The GLS is about to go even further upscale.
Just the other day, we brought you a report indicating that Mercedes would reveal the Maybach version of its flagship GLS-Class crossover "later this year." Now we have more concrete information from the manufacturer itself, which confirms: "in November 2019 the brand will present its first model in the attractive SUV segment."
Now at this point, the most informed among our readers may be pointing out that Maybach has done an SUV before. And indeed it has.

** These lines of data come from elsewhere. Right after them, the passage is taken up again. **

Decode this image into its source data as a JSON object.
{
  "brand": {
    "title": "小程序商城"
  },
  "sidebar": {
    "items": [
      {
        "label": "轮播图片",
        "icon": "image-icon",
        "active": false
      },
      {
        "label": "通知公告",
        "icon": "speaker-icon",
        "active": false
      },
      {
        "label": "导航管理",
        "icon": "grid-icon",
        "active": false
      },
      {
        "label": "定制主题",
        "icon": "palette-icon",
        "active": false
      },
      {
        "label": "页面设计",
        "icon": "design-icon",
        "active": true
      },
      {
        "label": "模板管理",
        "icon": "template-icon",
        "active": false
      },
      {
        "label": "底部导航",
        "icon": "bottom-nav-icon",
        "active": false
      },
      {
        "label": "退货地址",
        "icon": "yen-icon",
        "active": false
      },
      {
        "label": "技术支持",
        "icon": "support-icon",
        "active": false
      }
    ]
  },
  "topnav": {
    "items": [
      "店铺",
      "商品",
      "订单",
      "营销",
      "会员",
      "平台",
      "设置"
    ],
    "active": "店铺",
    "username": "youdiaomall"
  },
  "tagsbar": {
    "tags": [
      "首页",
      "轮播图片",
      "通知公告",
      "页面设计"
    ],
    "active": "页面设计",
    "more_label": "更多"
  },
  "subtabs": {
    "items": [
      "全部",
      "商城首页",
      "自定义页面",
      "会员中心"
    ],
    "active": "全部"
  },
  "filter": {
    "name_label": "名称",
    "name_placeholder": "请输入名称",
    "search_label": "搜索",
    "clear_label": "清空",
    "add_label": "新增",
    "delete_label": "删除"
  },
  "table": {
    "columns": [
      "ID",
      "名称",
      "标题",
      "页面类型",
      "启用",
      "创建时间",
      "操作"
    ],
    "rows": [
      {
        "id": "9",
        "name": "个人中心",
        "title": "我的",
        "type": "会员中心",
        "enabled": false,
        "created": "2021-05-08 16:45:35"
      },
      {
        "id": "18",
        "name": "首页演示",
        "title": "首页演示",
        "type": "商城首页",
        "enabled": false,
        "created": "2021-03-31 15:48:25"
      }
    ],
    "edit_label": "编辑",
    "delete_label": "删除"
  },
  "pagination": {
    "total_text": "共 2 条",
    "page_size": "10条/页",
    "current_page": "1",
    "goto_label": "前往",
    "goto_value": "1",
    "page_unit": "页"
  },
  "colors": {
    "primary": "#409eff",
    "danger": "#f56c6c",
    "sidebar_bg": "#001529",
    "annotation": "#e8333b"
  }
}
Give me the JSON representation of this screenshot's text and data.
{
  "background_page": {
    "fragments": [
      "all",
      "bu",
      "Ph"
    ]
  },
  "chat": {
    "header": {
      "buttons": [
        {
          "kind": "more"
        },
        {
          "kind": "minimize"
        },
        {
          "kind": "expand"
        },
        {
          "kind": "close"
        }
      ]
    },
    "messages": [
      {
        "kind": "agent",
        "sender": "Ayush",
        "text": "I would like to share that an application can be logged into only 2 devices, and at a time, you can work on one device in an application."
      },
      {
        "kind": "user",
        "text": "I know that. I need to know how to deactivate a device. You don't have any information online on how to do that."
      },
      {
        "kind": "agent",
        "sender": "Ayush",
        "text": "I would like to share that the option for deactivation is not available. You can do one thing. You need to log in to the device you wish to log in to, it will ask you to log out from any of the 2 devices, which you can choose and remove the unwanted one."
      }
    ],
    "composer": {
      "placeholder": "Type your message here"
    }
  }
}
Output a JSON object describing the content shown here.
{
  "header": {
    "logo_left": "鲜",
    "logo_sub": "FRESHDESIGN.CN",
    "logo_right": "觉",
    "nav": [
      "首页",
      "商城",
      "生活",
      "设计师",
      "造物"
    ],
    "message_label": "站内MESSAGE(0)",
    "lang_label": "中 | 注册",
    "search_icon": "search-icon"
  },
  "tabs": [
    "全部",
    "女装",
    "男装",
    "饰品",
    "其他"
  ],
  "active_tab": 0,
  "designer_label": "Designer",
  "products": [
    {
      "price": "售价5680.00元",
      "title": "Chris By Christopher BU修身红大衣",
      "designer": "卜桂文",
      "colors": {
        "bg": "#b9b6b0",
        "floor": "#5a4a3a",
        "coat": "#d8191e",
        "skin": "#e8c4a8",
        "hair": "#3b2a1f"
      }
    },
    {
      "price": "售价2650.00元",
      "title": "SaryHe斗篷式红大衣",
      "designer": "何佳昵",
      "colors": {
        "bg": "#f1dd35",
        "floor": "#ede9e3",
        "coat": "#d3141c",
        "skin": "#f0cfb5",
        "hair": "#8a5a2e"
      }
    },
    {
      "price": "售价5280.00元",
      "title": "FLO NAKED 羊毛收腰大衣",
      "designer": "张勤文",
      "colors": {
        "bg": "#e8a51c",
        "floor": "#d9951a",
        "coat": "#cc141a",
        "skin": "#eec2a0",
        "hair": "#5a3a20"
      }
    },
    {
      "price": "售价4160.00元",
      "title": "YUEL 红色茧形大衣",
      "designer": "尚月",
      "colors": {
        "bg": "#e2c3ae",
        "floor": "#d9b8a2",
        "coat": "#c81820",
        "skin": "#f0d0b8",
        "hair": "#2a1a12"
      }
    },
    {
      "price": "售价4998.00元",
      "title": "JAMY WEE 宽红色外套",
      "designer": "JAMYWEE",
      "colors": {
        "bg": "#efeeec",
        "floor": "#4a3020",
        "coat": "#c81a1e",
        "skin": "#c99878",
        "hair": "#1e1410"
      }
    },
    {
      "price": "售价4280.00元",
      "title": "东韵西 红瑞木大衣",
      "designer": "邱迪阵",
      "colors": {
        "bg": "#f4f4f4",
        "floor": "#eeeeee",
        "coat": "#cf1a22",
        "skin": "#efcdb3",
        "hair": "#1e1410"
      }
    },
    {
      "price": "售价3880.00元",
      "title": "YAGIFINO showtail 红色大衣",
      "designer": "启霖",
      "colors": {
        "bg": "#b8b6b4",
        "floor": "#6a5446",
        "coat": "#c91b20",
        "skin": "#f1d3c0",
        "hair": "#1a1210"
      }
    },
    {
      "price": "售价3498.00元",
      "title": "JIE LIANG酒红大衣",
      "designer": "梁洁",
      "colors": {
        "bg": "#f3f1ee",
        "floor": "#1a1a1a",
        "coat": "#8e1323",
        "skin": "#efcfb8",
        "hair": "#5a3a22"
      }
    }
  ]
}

But the Mercedes-Maybach G650 Landaulet was a strictly limited edition of just 99 examples.
This, then, will likely represent the first standard-production SUV (or crossover, as the case may be) to wear the Maybach name – one which traces back to Daimler's birth (and indeed the dawn of the automobile) when Wilhelm Maybach served as its technical director over a century ago, working hand-in-hand with founder Gottlieb Daimler (and his son Paul who took over the company following the father's passing).
Unfortunately Mercedes provides little further detail on the new SUV's particulars beyond the month in which it will be revealed, and that it will have "its own signature fragrance suited to the SUV-specific interior and travelling experience," based on "the white osmanthus blossom."
The automaker previewed its arrival in the form of the Vision Mercedes-Maybach Ultimate Luxury at the 2018 Beijing Auto Show, unusually adopting a trunked silhouette. We're expecting the production model to go with a more conventional wagon-style roofline, distinguishing itself from the standard GLS with a V12 engine and an even more opulent interior space – potentially with a pair of recliners in the back instead of the two rear benches – in similar fashion to S-Class's transformation into the Maybach version.
Daimler confirms that, since relaunching the sub-brand in 2015, it has made over 45,000 Maybach S-Class limousines, and it's only making more of them: last year one in seven examples of the S-Class were ordered in Maybach spec. Considering that sold 84,000 of its flagship passenger cars (sedans, coupes, and convertibles), that would amount to 12,000 Maybachs delivered last year alone – a little bit more than the 11,000 or so Bentleys and roughly three times as many as the record 4,107 vehicles that Rolls-Royce sold last year. Both those automakers have recently introduced their own high-end crossovers in the forms of the Bentayga and Cullinan, with which the new Maybach SUV will most directly compete.